Exercise
When the string "讲解板书" is part of a line below, that line should be copied.

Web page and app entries
= = = =

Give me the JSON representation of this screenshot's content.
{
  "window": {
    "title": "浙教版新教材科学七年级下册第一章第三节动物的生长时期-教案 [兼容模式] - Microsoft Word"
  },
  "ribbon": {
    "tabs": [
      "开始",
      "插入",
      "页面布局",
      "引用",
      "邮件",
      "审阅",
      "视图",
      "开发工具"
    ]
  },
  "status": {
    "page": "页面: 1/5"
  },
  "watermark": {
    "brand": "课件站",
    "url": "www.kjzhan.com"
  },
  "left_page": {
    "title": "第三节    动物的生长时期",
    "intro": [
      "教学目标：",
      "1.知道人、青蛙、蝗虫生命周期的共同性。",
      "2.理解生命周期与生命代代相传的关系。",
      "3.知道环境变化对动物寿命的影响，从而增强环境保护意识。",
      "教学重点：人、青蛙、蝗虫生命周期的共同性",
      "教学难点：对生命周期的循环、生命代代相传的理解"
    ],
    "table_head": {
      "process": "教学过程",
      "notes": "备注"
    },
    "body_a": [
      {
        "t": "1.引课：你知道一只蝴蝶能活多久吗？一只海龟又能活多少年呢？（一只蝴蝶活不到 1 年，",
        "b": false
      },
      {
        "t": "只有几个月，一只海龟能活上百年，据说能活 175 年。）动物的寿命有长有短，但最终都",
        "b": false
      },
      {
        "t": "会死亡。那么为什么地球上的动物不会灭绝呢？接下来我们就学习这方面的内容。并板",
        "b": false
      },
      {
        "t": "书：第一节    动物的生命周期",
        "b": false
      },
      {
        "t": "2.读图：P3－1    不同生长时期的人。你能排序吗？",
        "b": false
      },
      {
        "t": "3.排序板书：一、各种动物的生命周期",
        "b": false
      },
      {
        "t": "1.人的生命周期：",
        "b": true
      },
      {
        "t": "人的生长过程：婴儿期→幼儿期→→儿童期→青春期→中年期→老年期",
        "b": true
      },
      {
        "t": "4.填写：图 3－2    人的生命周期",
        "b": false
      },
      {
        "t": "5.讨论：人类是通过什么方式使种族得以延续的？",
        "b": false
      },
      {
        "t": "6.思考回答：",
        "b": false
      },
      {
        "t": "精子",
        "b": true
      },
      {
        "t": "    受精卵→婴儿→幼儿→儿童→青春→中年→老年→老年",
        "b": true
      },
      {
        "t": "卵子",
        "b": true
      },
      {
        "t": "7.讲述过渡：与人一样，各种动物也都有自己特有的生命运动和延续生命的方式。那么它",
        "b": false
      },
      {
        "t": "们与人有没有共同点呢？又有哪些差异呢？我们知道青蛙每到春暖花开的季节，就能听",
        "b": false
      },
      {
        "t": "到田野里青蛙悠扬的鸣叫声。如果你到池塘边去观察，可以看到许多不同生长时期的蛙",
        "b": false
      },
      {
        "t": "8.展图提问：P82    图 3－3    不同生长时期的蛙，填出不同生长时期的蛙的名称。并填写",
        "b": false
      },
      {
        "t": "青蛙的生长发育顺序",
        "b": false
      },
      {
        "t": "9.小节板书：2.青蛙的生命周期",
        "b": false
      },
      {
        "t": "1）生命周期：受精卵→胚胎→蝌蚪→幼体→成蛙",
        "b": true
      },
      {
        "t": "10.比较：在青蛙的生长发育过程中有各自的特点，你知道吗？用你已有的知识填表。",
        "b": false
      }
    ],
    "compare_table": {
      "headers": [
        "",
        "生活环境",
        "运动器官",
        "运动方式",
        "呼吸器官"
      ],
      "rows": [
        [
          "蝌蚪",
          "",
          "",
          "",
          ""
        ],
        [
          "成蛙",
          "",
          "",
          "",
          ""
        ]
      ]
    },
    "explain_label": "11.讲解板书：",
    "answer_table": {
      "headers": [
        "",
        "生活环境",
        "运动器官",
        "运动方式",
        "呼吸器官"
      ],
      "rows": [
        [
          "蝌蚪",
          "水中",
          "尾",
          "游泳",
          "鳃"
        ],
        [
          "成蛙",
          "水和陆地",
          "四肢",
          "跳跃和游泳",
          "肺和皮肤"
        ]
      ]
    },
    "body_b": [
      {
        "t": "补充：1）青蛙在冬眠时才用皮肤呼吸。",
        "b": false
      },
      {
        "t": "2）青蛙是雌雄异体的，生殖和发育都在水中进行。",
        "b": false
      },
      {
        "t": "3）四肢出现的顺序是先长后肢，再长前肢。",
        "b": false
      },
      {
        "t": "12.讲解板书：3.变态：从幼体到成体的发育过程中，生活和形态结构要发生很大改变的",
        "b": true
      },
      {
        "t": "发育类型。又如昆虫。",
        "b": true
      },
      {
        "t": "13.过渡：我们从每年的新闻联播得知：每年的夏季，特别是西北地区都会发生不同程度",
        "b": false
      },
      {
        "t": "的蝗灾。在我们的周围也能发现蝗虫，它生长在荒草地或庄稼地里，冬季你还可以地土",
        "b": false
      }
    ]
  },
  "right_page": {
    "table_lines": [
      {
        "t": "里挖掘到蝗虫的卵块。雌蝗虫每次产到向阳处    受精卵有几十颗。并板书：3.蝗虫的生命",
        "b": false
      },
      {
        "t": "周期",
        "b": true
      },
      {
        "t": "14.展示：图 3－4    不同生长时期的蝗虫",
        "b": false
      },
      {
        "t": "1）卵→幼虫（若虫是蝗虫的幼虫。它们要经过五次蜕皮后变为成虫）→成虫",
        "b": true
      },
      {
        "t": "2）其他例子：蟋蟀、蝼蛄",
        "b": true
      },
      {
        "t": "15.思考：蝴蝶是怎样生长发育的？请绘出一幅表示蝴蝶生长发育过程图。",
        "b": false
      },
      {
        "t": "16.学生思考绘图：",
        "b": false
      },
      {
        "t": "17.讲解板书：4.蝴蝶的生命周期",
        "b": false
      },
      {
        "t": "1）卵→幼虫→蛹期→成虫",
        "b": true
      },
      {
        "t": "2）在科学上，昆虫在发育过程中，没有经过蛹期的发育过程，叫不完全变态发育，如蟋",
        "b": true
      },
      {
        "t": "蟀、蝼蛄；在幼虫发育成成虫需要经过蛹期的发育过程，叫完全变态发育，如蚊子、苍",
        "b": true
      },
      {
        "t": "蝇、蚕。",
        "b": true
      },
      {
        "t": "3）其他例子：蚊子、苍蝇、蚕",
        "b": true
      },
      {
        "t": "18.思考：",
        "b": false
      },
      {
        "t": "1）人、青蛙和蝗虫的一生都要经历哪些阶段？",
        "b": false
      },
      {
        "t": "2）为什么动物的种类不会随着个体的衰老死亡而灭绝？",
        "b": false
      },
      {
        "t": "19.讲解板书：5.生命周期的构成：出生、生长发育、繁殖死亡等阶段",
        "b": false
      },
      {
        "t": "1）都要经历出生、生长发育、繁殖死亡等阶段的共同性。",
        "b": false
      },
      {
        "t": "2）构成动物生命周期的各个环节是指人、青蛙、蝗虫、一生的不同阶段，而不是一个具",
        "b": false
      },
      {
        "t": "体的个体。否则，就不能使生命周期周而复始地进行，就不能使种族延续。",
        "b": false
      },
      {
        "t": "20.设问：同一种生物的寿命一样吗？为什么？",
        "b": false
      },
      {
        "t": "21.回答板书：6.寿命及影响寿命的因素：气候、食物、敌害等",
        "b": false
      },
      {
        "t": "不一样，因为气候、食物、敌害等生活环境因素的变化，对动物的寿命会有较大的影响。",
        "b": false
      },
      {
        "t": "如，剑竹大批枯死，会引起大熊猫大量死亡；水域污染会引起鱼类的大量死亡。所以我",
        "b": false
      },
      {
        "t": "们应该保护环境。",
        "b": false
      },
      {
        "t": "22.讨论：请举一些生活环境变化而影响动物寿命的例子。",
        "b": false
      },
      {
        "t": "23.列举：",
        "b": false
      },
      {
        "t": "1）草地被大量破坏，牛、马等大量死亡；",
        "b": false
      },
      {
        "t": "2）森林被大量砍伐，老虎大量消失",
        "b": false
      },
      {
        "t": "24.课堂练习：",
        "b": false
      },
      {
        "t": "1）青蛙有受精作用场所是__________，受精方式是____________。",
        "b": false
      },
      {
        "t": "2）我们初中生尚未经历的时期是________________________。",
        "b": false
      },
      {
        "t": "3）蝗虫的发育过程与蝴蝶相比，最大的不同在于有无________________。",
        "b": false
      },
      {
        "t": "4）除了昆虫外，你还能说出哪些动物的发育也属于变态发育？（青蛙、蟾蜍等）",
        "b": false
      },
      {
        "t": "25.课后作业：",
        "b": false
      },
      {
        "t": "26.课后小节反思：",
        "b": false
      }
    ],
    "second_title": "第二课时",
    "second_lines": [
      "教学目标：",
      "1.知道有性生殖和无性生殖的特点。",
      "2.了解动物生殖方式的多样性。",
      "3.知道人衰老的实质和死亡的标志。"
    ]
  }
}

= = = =

Solution for this exercise
    "explain_label": "11.讲解板书：",
        "t": "12.讲解板书：3.变态：从幼体到成体的发育过程中，生活和形态结构要发生很大改变的",
        "t": "17.讲解板书：4.蝴蝶的生命周期",
        "t": "19.讲解板书：5.生命周期的构成：出生、生长发育、繁殖死亡等阶段",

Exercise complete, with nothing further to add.